[Start of Attachment]
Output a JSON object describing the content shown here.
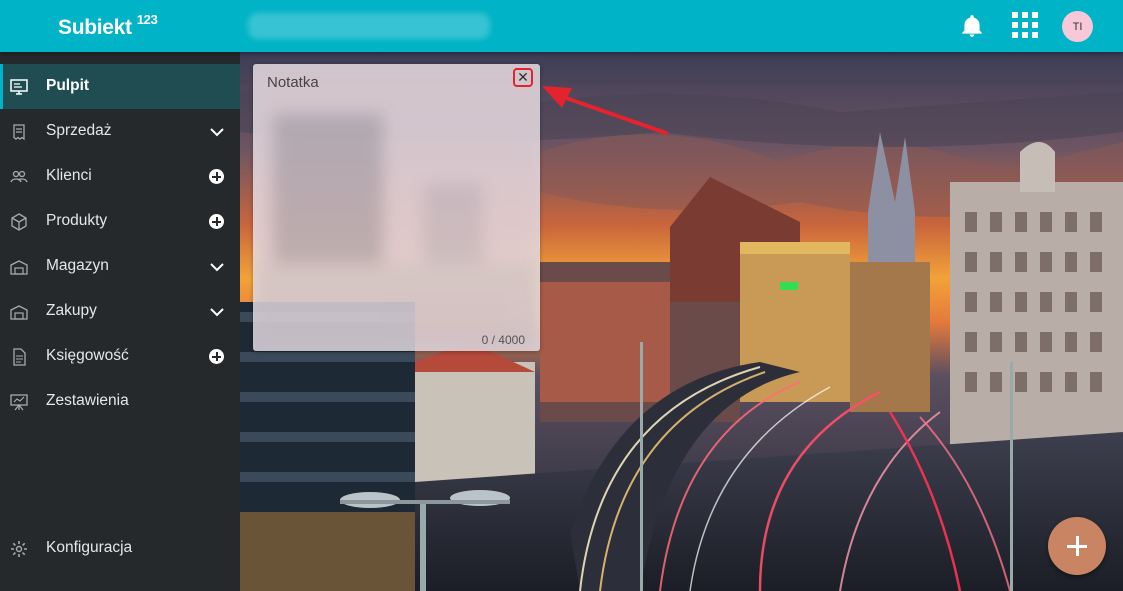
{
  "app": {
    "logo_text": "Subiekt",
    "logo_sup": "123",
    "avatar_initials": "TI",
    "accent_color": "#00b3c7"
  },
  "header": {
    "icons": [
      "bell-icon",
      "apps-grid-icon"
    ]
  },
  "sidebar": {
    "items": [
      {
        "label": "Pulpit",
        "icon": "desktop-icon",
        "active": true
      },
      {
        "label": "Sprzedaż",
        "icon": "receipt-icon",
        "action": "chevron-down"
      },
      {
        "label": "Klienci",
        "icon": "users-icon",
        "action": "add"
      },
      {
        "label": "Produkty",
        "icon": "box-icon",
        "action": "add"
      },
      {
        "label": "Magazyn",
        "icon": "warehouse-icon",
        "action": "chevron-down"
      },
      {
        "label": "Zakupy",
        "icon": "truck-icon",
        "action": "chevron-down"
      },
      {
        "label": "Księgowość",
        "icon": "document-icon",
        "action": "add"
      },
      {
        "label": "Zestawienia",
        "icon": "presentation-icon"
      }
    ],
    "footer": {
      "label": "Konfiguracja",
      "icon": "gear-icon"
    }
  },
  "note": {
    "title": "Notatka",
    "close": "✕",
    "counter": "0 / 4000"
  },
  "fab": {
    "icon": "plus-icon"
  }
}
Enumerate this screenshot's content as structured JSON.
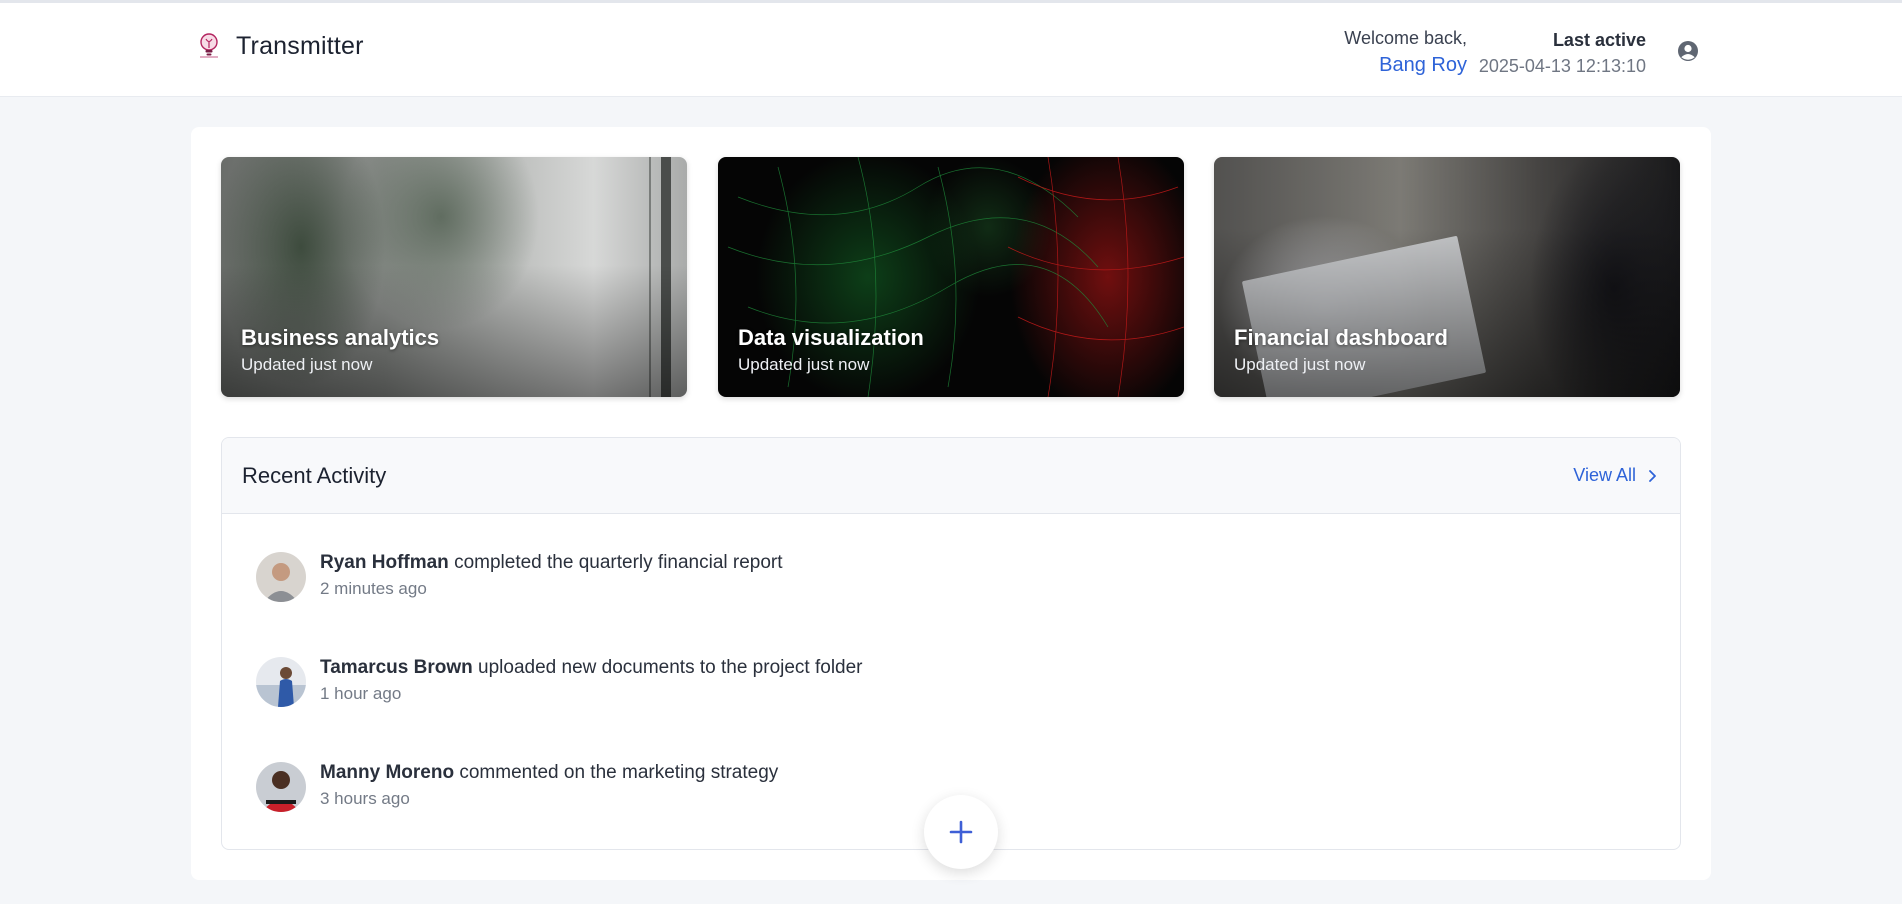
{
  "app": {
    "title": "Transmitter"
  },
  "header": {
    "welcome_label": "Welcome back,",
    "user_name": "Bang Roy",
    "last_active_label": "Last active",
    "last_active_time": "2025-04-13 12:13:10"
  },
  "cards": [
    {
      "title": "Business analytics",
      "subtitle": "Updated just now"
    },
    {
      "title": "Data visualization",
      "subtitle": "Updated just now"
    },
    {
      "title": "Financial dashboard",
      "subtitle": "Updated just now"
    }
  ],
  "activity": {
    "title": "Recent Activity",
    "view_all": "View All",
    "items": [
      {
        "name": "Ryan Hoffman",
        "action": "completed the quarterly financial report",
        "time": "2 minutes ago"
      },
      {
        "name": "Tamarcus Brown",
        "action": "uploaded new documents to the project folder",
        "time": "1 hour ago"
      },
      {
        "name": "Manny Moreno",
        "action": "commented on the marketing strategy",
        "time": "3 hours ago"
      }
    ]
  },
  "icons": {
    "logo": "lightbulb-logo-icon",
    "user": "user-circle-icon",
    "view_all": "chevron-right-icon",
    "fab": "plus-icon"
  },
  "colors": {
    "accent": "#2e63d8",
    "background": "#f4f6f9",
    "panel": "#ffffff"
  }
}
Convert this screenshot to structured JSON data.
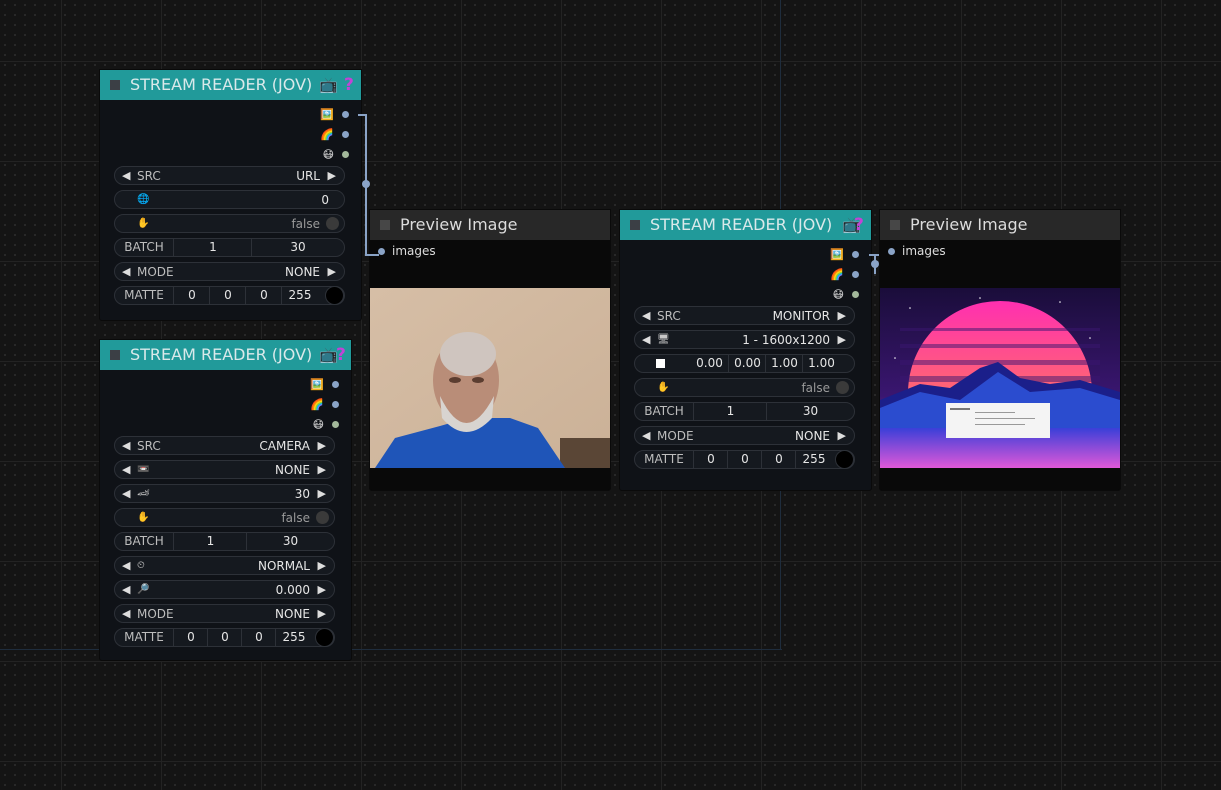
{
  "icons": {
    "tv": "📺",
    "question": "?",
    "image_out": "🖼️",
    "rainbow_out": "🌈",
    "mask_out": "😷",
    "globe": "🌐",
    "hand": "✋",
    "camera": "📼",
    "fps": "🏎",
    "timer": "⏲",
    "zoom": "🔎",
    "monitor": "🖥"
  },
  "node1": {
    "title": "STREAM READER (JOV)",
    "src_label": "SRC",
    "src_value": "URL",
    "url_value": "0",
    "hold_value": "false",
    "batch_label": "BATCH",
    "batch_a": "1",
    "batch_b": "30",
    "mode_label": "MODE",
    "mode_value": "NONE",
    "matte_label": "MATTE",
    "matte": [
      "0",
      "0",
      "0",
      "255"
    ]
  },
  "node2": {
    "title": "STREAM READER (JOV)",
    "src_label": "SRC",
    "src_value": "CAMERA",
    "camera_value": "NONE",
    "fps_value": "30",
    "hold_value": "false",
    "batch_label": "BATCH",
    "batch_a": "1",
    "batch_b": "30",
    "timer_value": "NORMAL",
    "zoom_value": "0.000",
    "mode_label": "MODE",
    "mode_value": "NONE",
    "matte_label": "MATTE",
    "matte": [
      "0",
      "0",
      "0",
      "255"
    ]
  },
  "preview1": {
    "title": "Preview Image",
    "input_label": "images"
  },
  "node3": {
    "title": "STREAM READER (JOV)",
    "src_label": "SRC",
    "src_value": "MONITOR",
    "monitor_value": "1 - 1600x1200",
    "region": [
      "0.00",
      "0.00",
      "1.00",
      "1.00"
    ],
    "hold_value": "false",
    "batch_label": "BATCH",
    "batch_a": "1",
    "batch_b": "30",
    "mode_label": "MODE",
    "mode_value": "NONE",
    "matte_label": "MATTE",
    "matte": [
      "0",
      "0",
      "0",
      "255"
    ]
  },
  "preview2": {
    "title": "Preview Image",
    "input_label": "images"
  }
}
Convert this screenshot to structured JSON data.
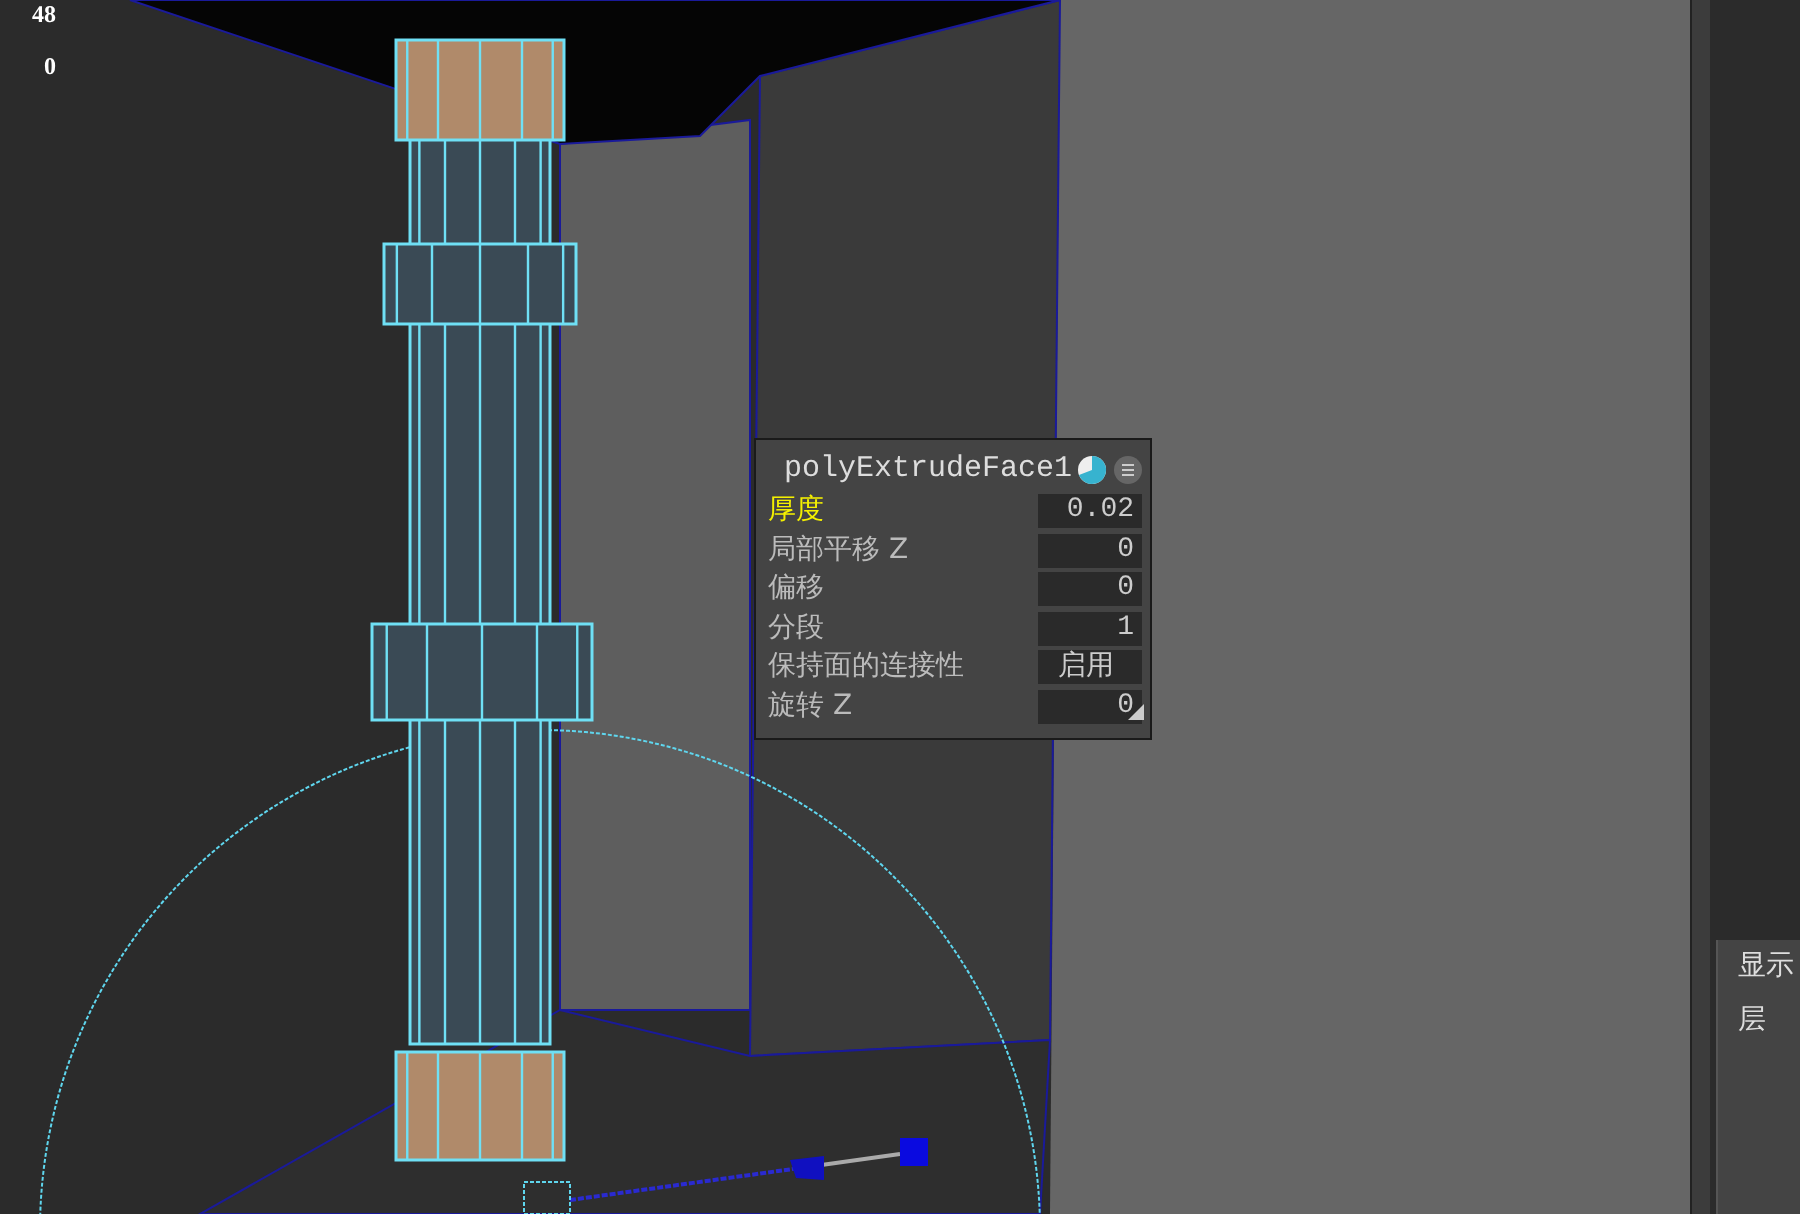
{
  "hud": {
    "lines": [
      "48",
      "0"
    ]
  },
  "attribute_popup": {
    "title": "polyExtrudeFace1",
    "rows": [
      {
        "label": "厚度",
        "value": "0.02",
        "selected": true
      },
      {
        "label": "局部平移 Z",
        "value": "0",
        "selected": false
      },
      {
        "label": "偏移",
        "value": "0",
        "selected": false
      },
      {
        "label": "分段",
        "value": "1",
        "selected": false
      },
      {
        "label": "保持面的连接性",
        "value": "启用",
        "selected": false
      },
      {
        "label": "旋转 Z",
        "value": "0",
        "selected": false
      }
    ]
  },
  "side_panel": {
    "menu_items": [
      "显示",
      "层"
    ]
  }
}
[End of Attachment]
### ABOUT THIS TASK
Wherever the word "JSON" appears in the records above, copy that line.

### ANSWER TO THIS EXERCISE
Output a JSON object describing the content shown here.
Enumerate this screenshot's content as structured JSON.
Convert this screenshot to structured JSON data.
Convert this screenshot to structured JSON data.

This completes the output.